Task =>
Go through the data below and repeat it exactly, skipping each picture.

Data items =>
*** Block opens ***

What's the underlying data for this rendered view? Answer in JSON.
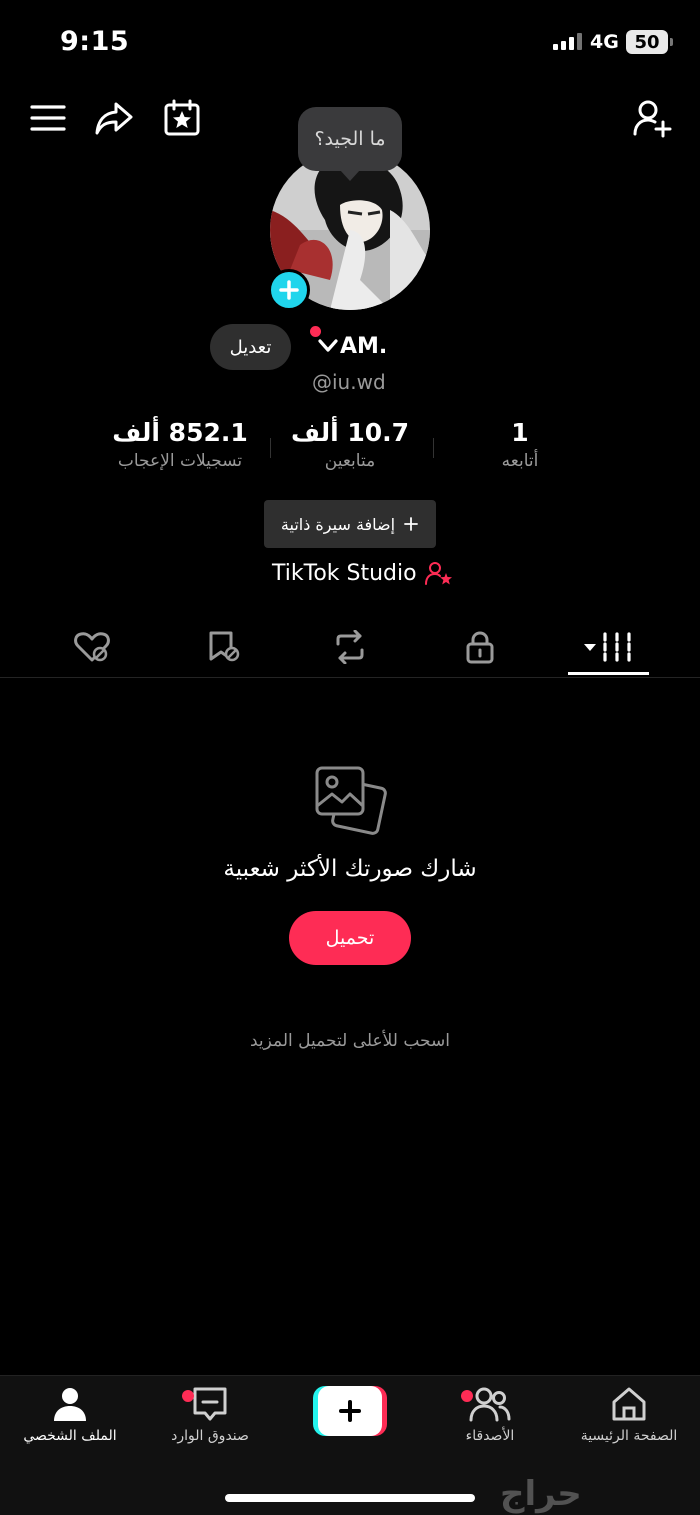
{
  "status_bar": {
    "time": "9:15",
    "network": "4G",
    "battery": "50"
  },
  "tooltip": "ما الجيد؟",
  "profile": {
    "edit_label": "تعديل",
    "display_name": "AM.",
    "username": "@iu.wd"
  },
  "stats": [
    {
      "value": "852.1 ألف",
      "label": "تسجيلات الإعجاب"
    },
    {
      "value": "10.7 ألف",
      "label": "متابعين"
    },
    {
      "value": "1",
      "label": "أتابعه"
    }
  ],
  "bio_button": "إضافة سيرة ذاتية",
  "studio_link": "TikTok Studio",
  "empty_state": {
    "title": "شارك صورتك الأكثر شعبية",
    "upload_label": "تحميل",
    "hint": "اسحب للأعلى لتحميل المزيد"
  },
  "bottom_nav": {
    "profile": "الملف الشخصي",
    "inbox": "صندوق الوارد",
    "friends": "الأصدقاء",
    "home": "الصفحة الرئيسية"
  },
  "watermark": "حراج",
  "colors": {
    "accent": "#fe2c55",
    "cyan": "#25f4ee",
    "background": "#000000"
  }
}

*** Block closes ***

Result of this exercise =>
What's the underlying data for this rendered view? Answer in JSON.
{
  "status_bar": {
    "time": "9:15",
    "network": "4G",
    "battery": "50"
  },
  "tooltip": "ما الجيد؟",
  "profile": {
    "edit_label": "تعديل",
    "display_name": "AM.",
    "username": "@iu.wd"
  },
  "stats": [
    {
      "value": "852.1 ألف",
      "label": "تسجيلات الإعجاب"
    },
    {
      "value": "10.7 ألف",
      "label": "متابعين"
    },
    {
      "value": "1",
      "label": "أتابعه"
    }
  ],
  "bio_button": "إضافة سيرة ذاتية",
  "studio_link": "TikTok Studio",
  "empty_state": {
    "title": "شارك صورتك الأكثر شعبية",
    "upload_label": "تحميل",
    "hint": "اسحب للأعلى لتحميل المزيد"
  },
  "bottom_nav": {
    "profile": "الملف الشخصي",
    "inbox": "صندوق الوارد",
    "friends": "الأصدقاء",
    "home": "الصفحة الرئيسية"
  },
  "watermark": "حراج",
  "colors": {
    "accent": "#fe2c55",
    "cyan": "#25f4ee",
    "background": "#000000"
  }
}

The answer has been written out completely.